At some point, the military will want robots capable of running their own missions, hunting for IEDs, looking around corners and sending visual data to the cloud for rapid—and robotic—visual analysis and all without direct piloting. A single operator would be able to control dozens of robots that weren’t just loitering but carrying out operations.

Fake Snowden Is Russia's Newest TV Star

Where the Motherland Begins weirdly shows Snowden character as a mole in the US since childhood.

The planned Oliver Stone film about National Security Agency leaker Edward Snowden—played by Joseph Gordon-Levitt—and his quest for asylum in Russia, is still being shopped around to Hollywood studios and won’t start shooting for another three months. In the meantime, however, a thinly fictionalized version of the Snowden story just premiered on Russian television as part of an eight-episode spy drama, Where the Motherland Begins. And it has a peculiar twist, which implies that since he was a child, Snowden was, groomed by a Russian intelligence agent.

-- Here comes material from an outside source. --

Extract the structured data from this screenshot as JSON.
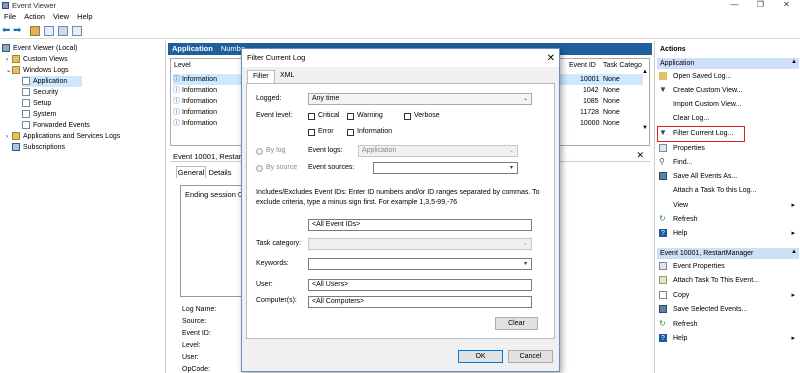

But the story of “James Snow,” a fugitive former CIA/NSA contractor, who disclosed classified information about US surveillance of telephone and Internet communications worldwide, is the framing device that opens and concludes the main plot.

Qatar 1st - 2nd December 2014

The Cyber Security Summit 2014

The essential & confidential cyber security summit for Qatar and the Middle East

The Middle East has become a hotspot for cyber-attacks amid an escalation of computer-led warfare across the globe. As organisations brace for an increase in cyber crime this year, Governments have a major responsibility for protecting national security and their citizens and there is a global recognition that the Internet is part of both the national and international critical infrastructure which needs to be protected.

2 day Conference & Exhibition

The Cyber Security Summit has been developed and designed to help to meet the priority cyber threat against both state & industry interests in Qatar and the wider Middle East region.

The full web site is currently under development and will be available during 2014